2. A method of forming multiwalled plastic containers which comprises the steps of extruding a parison of molten plastic material, closing a molding means around said parison, injecting a fluid into said parison to form the container, removing the container from said mold, extruding a second parison about said formed container, drawing said parison longitudinally, closing said second parison airtight about said container, evacuating the space between said parison and container to cause intimate contact and fusion bonding therebetween, and cooling said second parison while in airtight relationship with said formed container to cause shrinkage of said second parison.
3. Apparatus for molding plastic materials which comprises the combination of first and second extruders; a die having firs-t and second concentric annular openings; said first and second extruders communicating respectively with said first and second annular openings in said die; movable mold halves positioned in alignment under said die for receiving a parison from said first annular opening in said die; means for closing and opening said mold halves; mandrel means positioned under said die co-operating with said mold halves; means for introducing positive fluid pressure through said mandrel into said parison; movable frame halves positioned in alignment, offset from said movable mold halves, under said die for receiving a parison from said second annular opening in said die; means for closing and opening said frame halves; and means for evacuating air from within said parison.

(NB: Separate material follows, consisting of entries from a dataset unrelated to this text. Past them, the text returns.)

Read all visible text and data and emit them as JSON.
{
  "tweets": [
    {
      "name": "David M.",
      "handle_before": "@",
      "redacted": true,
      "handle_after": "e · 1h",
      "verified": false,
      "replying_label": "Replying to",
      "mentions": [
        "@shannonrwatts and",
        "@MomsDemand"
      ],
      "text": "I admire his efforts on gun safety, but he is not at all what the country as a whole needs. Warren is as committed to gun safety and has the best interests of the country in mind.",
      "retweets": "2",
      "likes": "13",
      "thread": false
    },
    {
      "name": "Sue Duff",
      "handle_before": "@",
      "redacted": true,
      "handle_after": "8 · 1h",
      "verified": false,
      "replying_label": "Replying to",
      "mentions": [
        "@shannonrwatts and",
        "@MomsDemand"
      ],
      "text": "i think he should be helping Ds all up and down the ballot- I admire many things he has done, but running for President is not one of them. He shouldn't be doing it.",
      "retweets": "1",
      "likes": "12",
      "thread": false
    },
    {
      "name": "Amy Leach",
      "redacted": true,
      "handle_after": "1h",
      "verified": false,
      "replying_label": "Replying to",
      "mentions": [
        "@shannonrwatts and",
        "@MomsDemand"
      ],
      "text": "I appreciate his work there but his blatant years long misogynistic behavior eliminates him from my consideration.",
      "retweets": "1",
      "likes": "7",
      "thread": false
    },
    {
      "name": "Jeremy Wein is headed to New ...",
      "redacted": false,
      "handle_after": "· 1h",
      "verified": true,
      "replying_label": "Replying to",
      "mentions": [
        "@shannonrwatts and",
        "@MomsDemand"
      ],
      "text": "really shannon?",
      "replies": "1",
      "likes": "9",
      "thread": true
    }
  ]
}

5 References Cited 3,082,484 UNITED STATES PATENTS '6/1955 Sherman 264-97 3:125: 19 12/1957 Richerod 264-98 5 6/1959 Soubier. ROBERT 11/1960 Freed 264-342 6 Sherman. Colombo 264-90 Nave et a1. 264-98 Miller 264-98 WH'ITE, Primary Examiner.
L. S. SQUIRES, A. R. NOE, Assistant Examiners.